HOW TO COMPLETE THIS TASK:
Using the data below, return all lines in which "请你输入鸡兔的总头数和总腿数" appears.

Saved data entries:
***

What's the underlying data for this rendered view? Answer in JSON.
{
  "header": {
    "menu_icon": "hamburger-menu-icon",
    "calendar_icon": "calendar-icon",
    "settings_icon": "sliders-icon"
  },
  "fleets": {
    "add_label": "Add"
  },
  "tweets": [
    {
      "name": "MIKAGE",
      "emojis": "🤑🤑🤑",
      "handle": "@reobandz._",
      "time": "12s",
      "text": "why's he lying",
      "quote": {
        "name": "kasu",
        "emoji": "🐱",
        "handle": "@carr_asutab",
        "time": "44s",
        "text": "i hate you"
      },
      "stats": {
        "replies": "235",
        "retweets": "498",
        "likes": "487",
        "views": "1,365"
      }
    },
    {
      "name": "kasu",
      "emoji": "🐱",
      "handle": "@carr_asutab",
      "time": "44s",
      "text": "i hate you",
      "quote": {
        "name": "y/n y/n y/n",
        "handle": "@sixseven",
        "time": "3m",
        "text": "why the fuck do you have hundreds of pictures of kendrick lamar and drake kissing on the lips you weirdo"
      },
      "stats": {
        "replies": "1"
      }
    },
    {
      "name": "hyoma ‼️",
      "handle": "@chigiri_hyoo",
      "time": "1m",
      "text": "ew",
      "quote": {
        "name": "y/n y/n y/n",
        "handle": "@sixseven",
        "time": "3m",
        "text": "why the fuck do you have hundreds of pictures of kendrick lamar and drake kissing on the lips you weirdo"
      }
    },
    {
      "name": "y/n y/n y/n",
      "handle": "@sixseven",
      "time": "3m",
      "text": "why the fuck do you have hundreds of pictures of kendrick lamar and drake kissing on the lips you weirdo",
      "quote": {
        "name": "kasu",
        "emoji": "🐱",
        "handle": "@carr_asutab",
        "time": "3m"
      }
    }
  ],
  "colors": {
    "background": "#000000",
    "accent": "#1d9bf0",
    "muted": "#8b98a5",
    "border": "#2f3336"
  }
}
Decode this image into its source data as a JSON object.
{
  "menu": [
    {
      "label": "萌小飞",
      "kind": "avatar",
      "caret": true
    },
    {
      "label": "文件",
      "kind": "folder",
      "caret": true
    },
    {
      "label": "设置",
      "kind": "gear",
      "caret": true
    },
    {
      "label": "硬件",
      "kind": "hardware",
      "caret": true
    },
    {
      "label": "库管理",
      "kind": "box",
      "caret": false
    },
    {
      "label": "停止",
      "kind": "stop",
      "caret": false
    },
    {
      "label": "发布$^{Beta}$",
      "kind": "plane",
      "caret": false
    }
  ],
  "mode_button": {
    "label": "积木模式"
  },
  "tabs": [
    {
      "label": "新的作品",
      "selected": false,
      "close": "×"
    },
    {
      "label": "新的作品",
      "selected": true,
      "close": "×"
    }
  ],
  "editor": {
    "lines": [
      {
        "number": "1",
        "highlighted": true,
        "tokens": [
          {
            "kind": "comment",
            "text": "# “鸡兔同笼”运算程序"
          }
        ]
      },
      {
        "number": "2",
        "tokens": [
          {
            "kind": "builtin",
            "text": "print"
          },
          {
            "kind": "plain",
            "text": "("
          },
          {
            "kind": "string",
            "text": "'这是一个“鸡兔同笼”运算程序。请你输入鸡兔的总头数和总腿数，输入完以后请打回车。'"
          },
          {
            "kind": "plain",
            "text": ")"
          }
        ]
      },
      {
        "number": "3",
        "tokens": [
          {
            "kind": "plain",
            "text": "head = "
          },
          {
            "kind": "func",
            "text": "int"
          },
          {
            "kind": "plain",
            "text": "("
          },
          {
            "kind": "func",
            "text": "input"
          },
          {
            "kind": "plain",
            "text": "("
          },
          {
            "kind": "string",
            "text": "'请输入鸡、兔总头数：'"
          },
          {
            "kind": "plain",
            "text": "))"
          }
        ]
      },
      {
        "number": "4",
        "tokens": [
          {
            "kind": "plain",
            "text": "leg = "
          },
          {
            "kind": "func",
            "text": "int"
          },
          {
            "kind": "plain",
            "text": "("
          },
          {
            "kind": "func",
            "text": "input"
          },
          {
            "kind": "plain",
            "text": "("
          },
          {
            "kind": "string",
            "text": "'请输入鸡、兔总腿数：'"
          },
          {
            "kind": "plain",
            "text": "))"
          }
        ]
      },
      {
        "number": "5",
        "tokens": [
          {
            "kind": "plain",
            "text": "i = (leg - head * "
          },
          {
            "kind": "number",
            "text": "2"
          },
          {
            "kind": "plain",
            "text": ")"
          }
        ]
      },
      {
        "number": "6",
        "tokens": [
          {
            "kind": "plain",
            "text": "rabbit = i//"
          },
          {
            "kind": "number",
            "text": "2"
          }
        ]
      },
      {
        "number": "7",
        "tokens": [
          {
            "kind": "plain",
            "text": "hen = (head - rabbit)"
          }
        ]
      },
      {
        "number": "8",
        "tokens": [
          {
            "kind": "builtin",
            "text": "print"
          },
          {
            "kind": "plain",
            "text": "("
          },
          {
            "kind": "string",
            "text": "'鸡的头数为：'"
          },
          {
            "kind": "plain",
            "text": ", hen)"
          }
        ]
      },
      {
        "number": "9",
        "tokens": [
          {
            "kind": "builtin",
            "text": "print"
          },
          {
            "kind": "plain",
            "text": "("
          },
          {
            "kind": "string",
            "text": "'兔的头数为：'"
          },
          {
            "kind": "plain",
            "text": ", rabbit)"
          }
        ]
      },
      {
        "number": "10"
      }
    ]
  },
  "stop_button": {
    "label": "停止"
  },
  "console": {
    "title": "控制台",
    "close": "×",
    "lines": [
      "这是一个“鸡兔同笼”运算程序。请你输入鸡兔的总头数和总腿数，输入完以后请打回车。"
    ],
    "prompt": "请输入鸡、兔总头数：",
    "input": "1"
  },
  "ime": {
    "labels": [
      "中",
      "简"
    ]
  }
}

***

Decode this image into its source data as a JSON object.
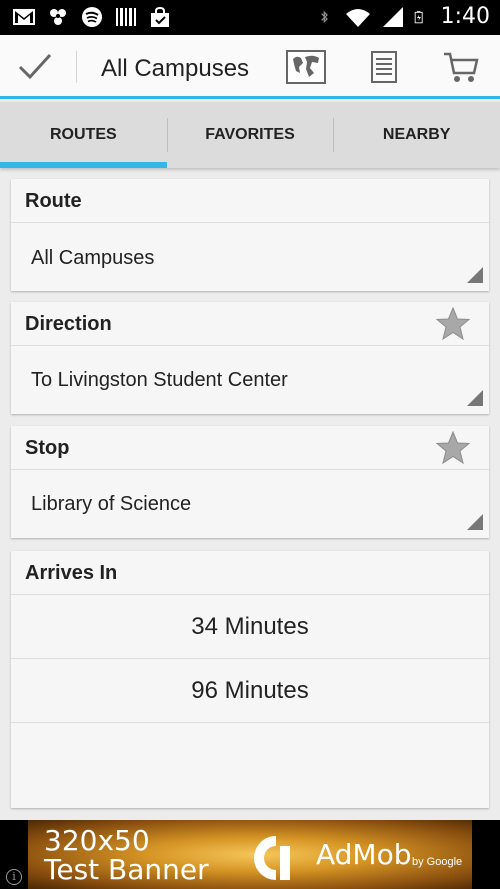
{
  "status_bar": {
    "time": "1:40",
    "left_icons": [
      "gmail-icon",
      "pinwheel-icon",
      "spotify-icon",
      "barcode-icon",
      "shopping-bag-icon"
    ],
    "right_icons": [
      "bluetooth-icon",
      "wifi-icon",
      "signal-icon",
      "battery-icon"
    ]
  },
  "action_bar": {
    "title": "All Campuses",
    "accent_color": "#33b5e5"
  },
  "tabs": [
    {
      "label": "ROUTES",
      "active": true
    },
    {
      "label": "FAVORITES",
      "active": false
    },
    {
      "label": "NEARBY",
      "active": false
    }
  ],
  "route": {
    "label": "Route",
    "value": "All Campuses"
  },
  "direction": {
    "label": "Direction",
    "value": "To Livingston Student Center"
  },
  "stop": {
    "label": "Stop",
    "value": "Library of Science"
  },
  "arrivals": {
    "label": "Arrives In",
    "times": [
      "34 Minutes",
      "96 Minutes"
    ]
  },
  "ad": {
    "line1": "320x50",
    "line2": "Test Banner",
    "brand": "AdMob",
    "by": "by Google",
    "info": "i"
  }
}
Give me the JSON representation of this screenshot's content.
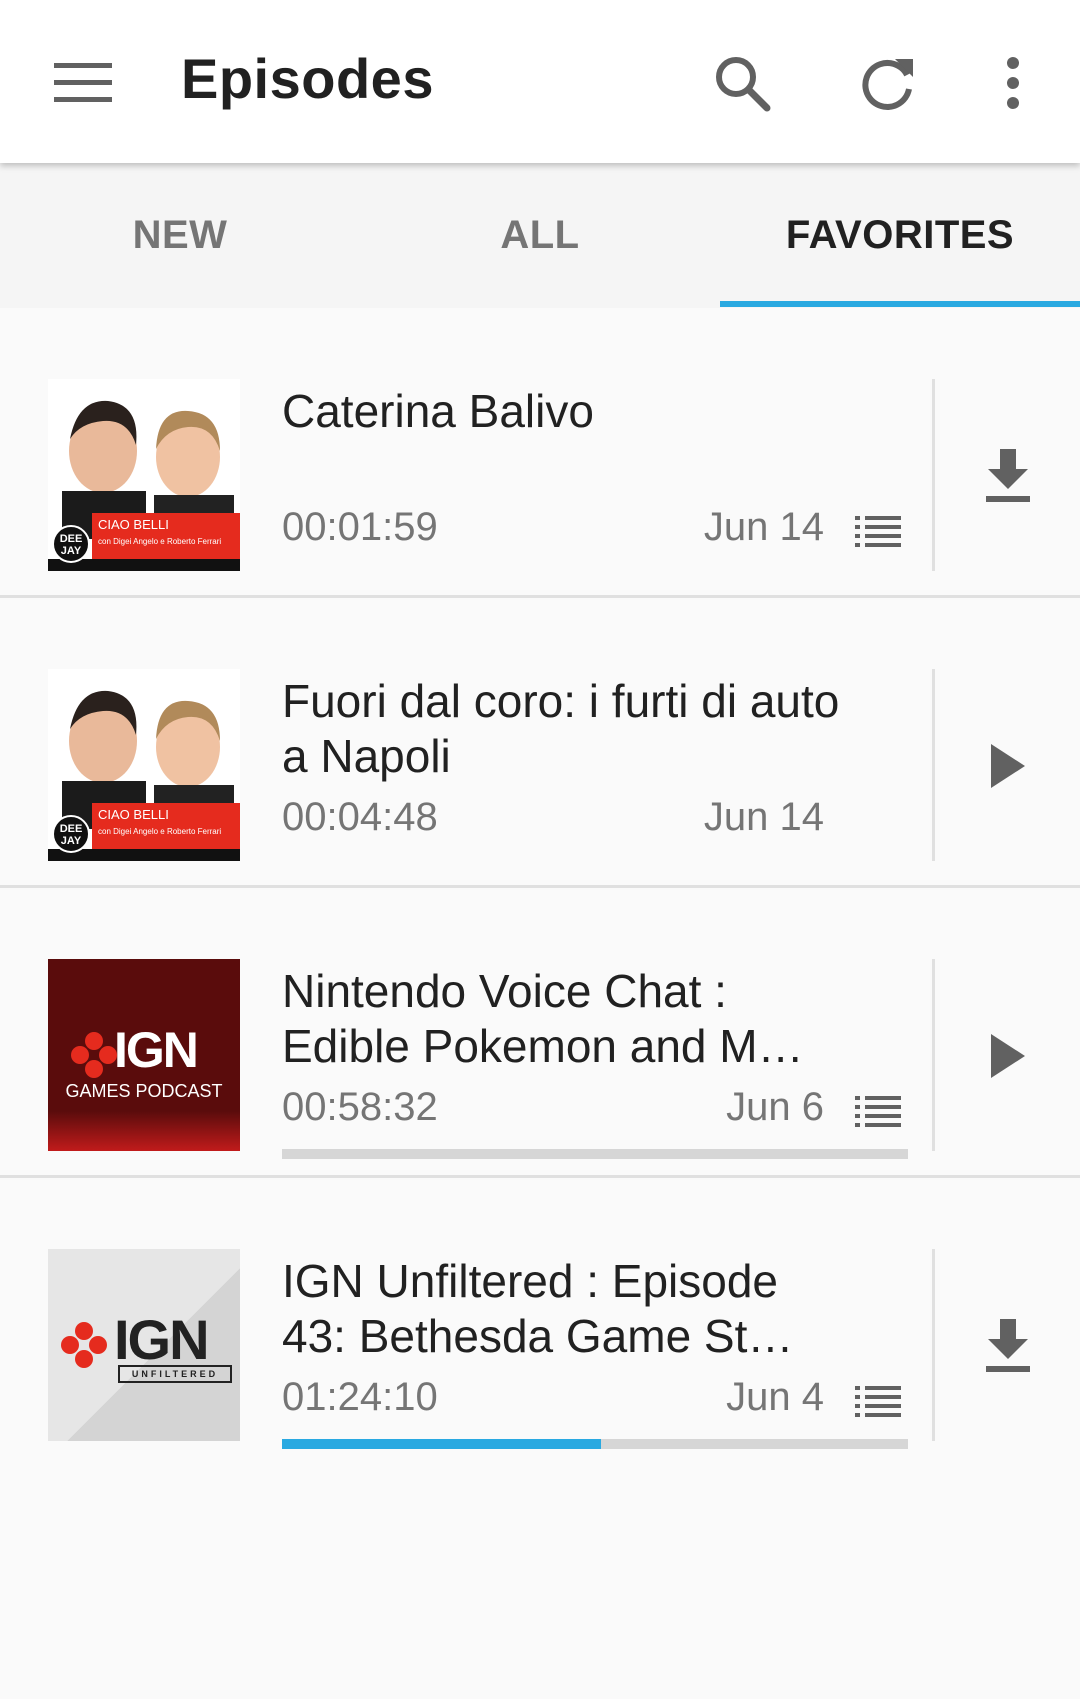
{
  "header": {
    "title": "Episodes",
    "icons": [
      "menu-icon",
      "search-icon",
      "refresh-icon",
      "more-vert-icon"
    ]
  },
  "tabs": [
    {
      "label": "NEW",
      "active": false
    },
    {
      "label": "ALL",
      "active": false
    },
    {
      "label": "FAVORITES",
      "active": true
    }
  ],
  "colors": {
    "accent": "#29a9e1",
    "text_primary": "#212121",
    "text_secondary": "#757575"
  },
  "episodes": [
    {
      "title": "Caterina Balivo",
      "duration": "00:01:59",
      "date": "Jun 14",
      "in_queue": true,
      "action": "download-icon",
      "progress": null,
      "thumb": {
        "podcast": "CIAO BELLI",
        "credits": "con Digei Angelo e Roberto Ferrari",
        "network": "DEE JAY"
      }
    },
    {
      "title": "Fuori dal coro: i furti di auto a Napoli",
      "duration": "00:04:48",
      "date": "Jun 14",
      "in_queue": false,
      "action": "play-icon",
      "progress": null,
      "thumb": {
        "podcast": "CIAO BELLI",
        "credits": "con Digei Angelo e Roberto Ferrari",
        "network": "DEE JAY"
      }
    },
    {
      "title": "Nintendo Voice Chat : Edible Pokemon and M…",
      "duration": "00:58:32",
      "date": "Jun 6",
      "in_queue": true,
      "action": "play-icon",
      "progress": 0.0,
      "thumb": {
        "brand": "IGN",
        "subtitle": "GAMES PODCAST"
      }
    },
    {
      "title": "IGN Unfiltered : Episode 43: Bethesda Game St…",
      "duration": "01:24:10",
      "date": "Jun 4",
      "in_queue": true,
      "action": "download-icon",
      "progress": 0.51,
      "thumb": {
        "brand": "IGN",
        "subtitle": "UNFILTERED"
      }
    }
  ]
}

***

ANSWER TO THIS PROBLEM:
            "text": "'这是一个“鸡兔同笼”运算程序。请你输入鸡兔的总头数和总腿数，输入完以后请打回车。'"
      "这是一个“鸡兔同笼”运算程序。请你输入鸡兔的总头数和总腿数，输入完以后请打回车。"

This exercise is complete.